by Chrissy Jaros | September 13, 2022
It only takes seven seconds to make a first impression…count it… one…two…three…four…five…six…seven! Bang! Your target customers are impressed, right!?
No? Well, let’s see what we can do about that.
Most people craft their sales pitch in the classic form, offering a salutation (hello, good morning/evening/afternoon), a no-frills introduction, and an overview on what they are selling which includes a traditional song and dance of product features and benefits. Finishing off this classic pitch is generally a broad marketplace need with an even broader product solution. I refer to this as the ‘cast the wide net’ approach. Perhaps that is why it rarely catches any of your target customers. It’s boring. Snore! Literally!
No one wakes up to read or listen to a sales pitch, let alone get excited enough to run out and buy the product.
An attention-grabbing sales pitch, whether in written form (an email, letter, proposal) or in-person (face-to-face presentation, video, phone) should begin with a bang – something unique or different. Try starting with a figure, a fact, a story, or music.
Whatever you start with, it should wake up your audience, grab their attention and render them engaged in your pitch. Some marketers call this the headliner or opener. Regardless, you need to embrace that it is your first impression with your target market. Make it count.
Before we get started, keep these general tips about the body of your pitch top of mind:
- Know who your target audience is. Drill down on demographics and needs. You can’t be everything to everyone, but you can be important to someone.
- Remember, the pitch is about your customer, not you.
- There are times when a picture is worth a thousand words, so if you need to use visual aids to make an impact, do it.
- Know the difference between a sales pitch (targeting your future customers) versus a startup pitch (targeting your investors). They are very different.
- Be personal but professional. Don’t waste your customer’s time with fluff or flattery – they see through it.
- Deal early on with any objections your audience may have to buying your product. Knowing why they won’t buy is as important as knowing why they need to buy, and it allows you to address their concerns before its too late.
The Pitch Body
In the pitch body, you want to take the target audience through a sequence of steps that ultimately will result in a conversion to purchase your product. Keeping them engaged means presenting value solutions based on their needs, not your company or product needs.
- Identify the marketplace need or pain point that is creating demand in the industry for your product. For instance, the traffic in Tampa is out of control. Can you help solve that?
- List three challenges seen as underlying causes of the pain point. Substantiating these challenges with facts or figures gives credibility to the pain point. Using the above example: Over the past two years, more than 2 million new residents have moved to Florida. Morning rush hour that used to take 20 minutes to drive 15 miles now takes twice as long. And while Tampa scurries to build new roads, construction only slows or impairs traffic further.
- If appropriate, this is a great place to engage client/audience to talk, ideally agreeing with the pain of the marketplace.

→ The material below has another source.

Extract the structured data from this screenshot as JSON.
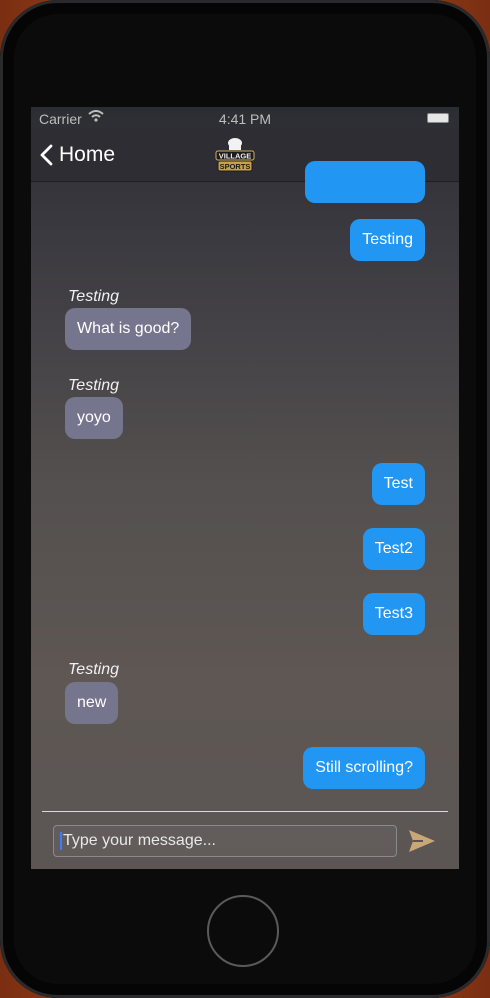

- Now its time to provide assistance by offering solutions to your customer’s needs. Be short and straight to the point. Example: We need a faster and more efficient form of transportation that will move more people in a shorter amount of time.
- The next step is a pivot, providing the seamless transition leading your customers to the best value solutions that fulfill their needs. It’s important to keep your solution statements clear and simple. Stay away from technical jargon. The goal is to present believable solutions making the next steps easy. Example: Expanding the transportation infrastructure to include a better ferry system, public bus system and a high-speed rail system can make commuting in Tampa a pleasure.

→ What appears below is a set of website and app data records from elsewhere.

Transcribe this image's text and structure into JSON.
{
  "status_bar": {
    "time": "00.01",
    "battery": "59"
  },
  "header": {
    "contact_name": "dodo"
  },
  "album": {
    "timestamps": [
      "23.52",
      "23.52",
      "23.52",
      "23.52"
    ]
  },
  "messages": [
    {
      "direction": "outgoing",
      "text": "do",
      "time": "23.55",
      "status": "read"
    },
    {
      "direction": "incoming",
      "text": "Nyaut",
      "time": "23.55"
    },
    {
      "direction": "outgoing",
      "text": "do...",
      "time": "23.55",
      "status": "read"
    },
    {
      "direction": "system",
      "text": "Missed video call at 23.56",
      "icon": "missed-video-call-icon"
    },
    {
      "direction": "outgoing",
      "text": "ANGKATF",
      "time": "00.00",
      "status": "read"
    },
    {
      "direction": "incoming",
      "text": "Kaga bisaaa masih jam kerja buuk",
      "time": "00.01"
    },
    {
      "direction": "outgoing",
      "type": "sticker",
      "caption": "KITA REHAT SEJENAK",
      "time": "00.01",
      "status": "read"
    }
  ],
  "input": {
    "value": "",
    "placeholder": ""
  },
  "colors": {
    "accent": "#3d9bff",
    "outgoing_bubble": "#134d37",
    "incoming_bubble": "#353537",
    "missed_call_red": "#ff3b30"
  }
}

- Present your unique product offer. Example: It’s this simple. You walk into a stress-free, air conditioned and safe HS Rail car, order your favorite cocktail, put on your earbuds or pull out a book, and relax. You are on your way home. All you have to do is listen for your stop. HS Rail has your commute covered.
- Position your product over the competition. Let your target audience know why you have created this for them. And don’t make it about the money! Example: For years I drove to and from work. Getting caught in traffic meant missing birthdays, school events, and family time. And avoiding early morning rush hour meant even less time at home. This is why I put this project together for Tampa.
- One of the last steps is the price/value equation. Share the extra value your product provides despite its cost. Draw comparisons to the competition, and if needed, increase your value by offering premiums, upgrades, discounts, etc. Example: This HS Rail project will cost Tampa $1 billion, but the value of what it will provide every person, every family using it, is priceless.
- The final step is the call to action. Here you want your audience to feel the priority of making their purchase in the moment. Communicating legitimate limitations in product availability is absolutely okay as long as you are authentic. Don’t forget to express your appreciation for their valuable time. Give them options for alternative methods of contact, such as checking out your website or social media, emailing, or calling. And smile. Good manners is always well received – and it counts towards that first impression.
Remember, whatever you start with, it should wake up your audience, grab their attention and render them engaged in your pitch. Make it impossible for them to pass up your product by crafting the perfect pitch.